We Are Developing Hearing Loss at a Younger Age, Why?
We usually consider hearing loss as a side effect of aging because it would develop slowly over years unless you spent extended time periods in a noisy setting. This is why when you’re grandfather wears a hearing aid, you’re not surprised. But at a younger and younger age, our hearing is being effected by changes of lifestyle.
Technology, and smartphones, in particular, can have a significant impact on our hearing. We are doing what we love to do: watching movies, listening to music, chatting with friends and using earbuds or headphones to do it all. Most people have no clue what is a damaging volume or how long it takes to do damage and that’s an issue. Occasionally we even use earbuds to drown out loud noises, meaning we’re voluntarily exposing our ears to harmful levels of sound instead of safeguarding them.
There’s an entire generation of young people everywhere who are gradually injuring their hearing. In terms of loss of productivity, that’s a huge problem and one that will cost billions of dollars in treatment.
Hearing Loss is Not Well Understood
Keeping away from extremely loud sounds is something that even young children are usually wise enough to do. But it isn’t generally understood what hearing loss is about. It’s not usually known that over longer time periods, even moderate sound levels can harm hearing.
But hearing loss is normally associated with aging so most people, specifically young people, don’t even think about it.
According to the WHO, those in this 12-35-year-old age group may be exposing their ears to irreversible damage.
Options And Recommendations
The issue is particularly widespread because so many of us are using smart devices regularly. That’s why providing additional information to mobile device users has been a recommended solution by some hearing experts:
- Built-in parental controls which allow parents to more closely supervise volume and adjust for hearing health.
- It’s how long a sound persists, not only how loud it is (warnings when you listen at a specific decibel for too long).
- Extreme-volume warnings.
And that’s only the beginning. Paying more attention to the health of our hearing, plenty of technological possibilities exist.
Reduce The Volume
The most significant way to minimize injury to your hearing is to reduce the volume of your mobile device.

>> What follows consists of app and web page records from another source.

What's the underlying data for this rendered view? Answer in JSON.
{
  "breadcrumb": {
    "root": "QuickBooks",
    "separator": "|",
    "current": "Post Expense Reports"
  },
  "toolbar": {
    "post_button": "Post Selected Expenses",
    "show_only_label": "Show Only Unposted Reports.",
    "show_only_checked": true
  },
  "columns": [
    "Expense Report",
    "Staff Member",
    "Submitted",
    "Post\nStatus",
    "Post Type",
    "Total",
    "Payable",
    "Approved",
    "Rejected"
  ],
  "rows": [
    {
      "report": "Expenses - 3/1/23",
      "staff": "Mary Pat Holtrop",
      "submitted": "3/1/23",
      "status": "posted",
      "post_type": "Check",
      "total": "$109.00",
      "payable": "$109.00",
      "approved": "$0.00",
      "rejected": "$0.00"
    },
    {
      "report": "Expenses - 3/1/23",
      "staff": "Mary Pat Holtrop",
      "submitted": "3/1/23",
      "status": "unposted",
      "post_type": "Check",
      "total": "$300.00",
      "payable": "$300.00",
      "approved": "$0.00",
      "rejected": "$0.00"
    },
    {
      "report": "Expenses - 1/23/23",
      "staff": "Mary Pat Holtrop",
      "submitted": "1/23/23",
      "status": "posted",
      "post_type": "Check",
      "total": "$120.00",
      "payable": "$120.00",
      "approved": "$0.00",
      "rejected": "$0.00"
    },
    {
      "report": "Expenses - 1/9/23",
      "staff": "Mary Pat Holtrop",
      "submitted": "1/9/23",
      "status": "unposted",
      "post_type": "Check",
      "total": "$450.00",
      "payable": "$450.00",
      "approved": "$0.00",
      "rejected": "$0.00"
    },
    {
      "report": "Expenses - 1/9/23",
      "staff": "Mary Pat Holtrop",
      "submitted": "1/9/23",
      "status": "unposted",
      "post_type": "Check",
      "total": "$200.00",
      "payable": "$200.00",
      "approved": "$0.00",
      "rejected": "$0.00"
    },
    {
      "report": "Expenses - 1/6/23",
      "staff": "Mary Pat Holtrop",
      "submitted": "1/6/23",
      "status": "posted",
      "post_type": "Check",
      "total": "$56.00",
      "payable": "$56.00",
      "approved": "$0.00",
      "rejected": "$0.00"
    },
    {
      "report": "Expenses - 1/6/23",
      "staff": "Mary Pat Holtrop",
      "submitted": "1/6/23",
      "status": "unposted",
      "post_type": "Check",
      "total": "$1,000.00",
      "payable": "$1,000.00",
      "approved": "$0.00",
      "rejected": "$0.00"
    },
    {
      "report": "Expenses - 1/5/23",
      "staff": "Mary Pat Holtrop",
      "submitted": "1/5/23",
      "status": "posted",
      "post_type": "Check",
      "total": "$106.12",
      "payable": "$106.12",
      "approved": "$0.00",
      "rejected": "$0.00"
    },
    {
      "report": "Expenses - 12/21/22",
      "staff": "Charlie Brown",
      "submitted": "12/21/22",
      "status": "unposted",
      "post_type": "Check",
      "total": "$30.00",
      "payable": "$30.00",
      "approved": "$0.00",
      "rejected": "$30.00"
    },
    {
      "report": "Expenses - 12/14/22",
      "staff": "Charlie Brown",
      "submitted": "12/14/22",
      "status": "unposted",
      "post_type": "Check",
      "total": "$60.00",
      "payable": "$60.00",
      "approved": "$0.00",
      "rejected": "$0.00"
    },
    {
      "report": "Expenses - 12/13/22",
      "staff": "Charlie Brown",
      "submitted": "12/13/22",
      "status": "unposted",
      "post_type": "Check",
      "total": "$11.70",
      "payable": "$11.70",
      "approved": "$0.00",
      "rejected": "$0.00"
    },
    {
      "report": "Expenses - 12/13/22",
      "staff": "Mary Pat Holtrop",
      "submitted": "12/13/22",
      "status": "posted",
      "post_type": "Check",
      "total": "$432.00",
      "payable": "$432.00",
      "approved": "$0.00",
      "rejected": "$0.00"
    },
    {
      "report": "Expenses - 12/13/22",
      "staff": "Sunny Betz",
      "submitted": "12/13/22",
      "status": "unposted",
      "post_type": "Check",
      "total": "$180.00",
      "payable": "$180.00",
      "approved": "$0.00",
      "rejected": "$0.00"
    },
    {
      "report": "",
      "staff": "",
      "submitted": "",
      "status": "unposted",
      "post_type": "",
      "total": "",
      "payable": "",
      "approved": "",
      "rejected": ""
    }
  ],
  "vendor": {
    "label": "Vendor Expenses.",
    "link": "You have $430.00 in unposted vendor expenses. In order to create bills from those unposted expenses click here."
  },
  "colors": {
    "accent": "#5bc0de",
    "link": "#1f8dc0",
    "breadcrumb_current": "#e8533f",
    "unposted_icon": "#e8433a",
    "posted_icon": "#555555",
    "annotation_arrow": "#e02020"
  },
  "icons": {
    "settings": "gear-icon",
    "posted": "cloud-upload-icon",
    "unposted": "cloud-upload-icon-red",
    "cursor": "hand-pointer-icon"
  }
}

Whether your 15, 35, or 70, that holds true.
And there is no arguing the fact that smartphones are not going away. It’s not only kids that are attached to them, it’s everyone. So we have to come to terms with the fact that loss of hearing is no longer linked to aging, it’s associated with technology.
That means the way we prevent, treat, and talk about hearing loss has to change.
You should also try downloading an app that measures decibel levels in your environment. 2 steps to protect your hearing. Making certain not to attempt to drown out loud noises with even louder noises and of course using ear protection. For instance, if you drive with your windows down, don’t crank up the music to hear it better, the noise from the wind and traffic might already be at damaging levels. Make an appointment with a hearing care specialist if you have any questions.